Thousands of Argane trees grow in an enormous area covering the Anti-Atlas through to Tata and Taroudant up to Essaaouira and down to Tiznit and Goulmime - and this has interestingly all been declared World Heritage by Unesco!
Of course the ARgane is a very important source of income for people in the area.
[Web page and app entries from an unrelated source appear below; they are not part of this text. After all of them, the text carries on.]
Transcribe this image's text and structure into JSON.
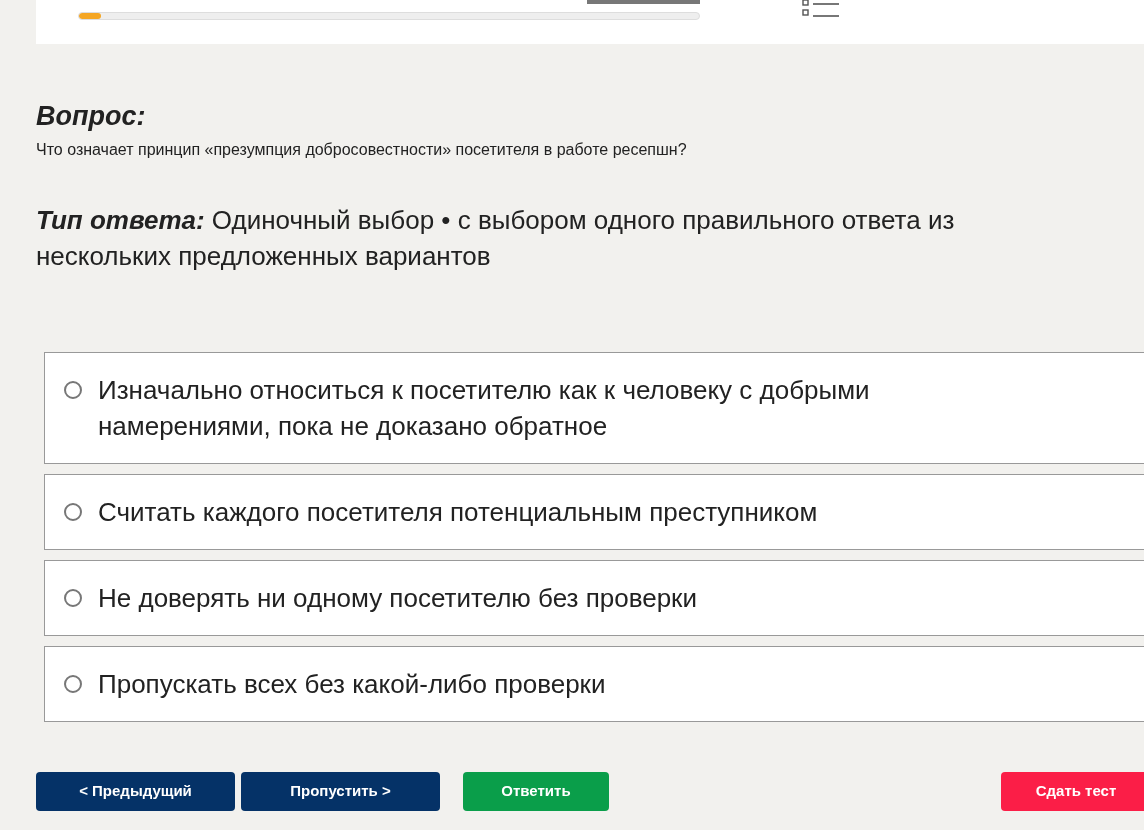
{
  "header": {
    "progress": {
      "level": 0.035
    }
  },
  "question": {
    "label": "Вопрос:",
    "text": "Что означает принцип «презумпция добросовестности» посетителя в работе ресепшн?"
  },
  "answer_type": {
    "text": "**Тип ответа:** Одиночный выбор • с выбором одного правильного ответа из нескольких предложенных вариантов"
  },
  "options": [
    {
      "text": "Изначально относиться к посетителю как к человеку с добрыми намерениями, пока не доказано обратное",
      "selected": false
    },
    {
      "text": "Считать каждого посетителя потенциальным преступником",
      "selected": false
    },
    {
      "text": "Не доверять ни одному посетителю без проверки",
      "selected": false
    },
    {
      "text": "Пропускать всех без какой-либо проверки",
      "selected": false
    }
  ],
  "buttons": [
    {
      "label": "< Предыдущий",
      "kind": "nav"
    },
    {
      "label": "Пропустить >",
      "kind": "nav"
    },
    {
      "label": "Ответить",
      "kind": "answer"
    },
    {
      "label": "Сдать тест",
      "kind": "finish"
    }
  ]
}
During the harvest season in September you will see many local men and women out under the trees collecting and bagging the argane nuts to take home for the arduous task of taking the hard shells off the almond-like nut inside to grind them into the expensive omega rich cooking oils and skin care products for sale on the local and international market.
If there have been good rains the trees will start to flourish after harvest and new leaves start to grow - no flowers are seen on the argane trees unlike the many almond trees in the Anti-Atlas that are famed for their beautiful flower around late January to late February.
New argane fruit start to grow from about November with the kernel growing inside a fleshy casing.
The goats love the new leaves and also like to eat the fleshy casing of the argane nut - when the nut is still soft inside it is very bitter which the goats dont like but when the nuts have hardened inside their casing the goats like to eat the outer casing and the nut will either fall to the ground or be swallowed and passed out whole through the goats digestive system - then the women gather those nuts for processing.
So if you keep an eye out you often will get the chance to see the goats up in the trees - often amazingly balancing on even the smallest branches.